___ Task data ___

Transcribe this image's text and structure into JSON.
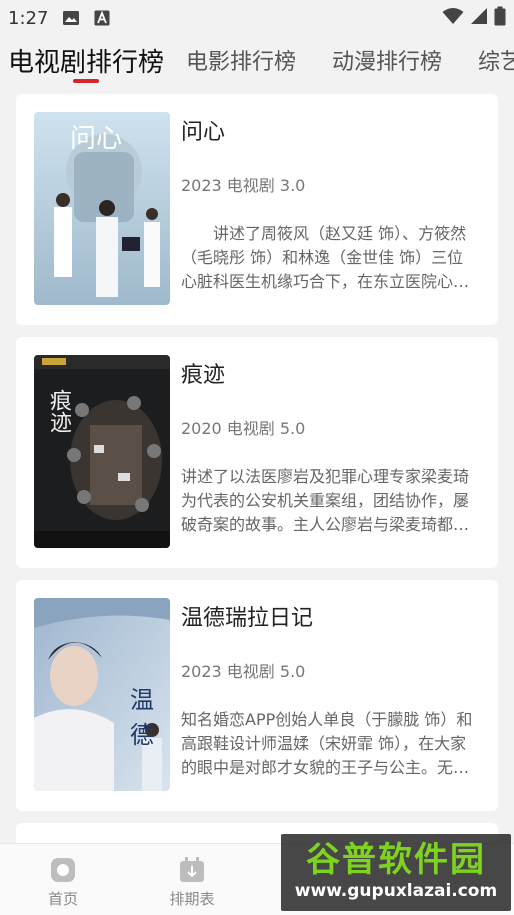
{
  "status_bar": {
    "time": "1:27",
    "icons": [
      "image-icon",
      "font-a-icon",
      "wifi-icon",
      "signal-icon",
      "battery-icon"
    ]
  },
  "tabs": [
    {
      "label": "电视剧排行榜",
      "active": true
    },
    {
      "label": "电影排行榜",
      "active": false
    },
    {
      "label": "动漫排行榜",
      "active": false
    },
    {
      "label": "综艺",
      "active": false
    }
  ],
  "items": [
    {
      "title": "问心",
      "meta": "2023 电视剧 3.0",
      "desc": "讲述了周筱风（赵又廷 饰）、方筱然（毛晓彤 饰）和林逸（金世佳 饰）三位心脏科医生机缘巧合下，在东立医院心脏中心相遇。三人因专业背景、职业理念不同而产生冲突……",
      "poster_text": "问心"
    },
    {
      "title": "痕迹",
      "meta": "2020 电视剧 5.0",
      "desc": "讲述了以法医廖岩及犯罪心理专家梁麦琦为代表的公安机关重案组，团结协作，屡破奇案的故事。主人公廖岩与梁麦琦都是国外学成归来的年轻刑事专家……",
      "poster_text": "痕迹"
    },
    {
      "title": "温德瑞拉日记",
      "meta": "2023 电视剧 5.0",
      "desc": "知名婚恋APP创始人单良（于朦胧 饰）和高跟鞋设计师温媃（宋妍霏 饰），在大家的眼中是对郎才女貌的王子与公主。无奈婚后温媃的名媛人设翻车，……",
      "poster_text": "温德"
    }
  ],
  "bottom_nav": [
    {
      "label": "首页",
      "icon": "home-icon"
    },
    {
      "label": "排期表",
      "icon": "calendar-icon"
    }
  ],
  "watermark": {
    "logo": "谷普软件园",
    "url": "www.gupuxlazai.com"
  },
  "colors": {
    "accent": "#d6262b",
    "watermark_green": "#7ed321"
  }
}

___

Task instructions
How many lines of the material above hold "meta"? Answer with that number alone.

Response to the task
3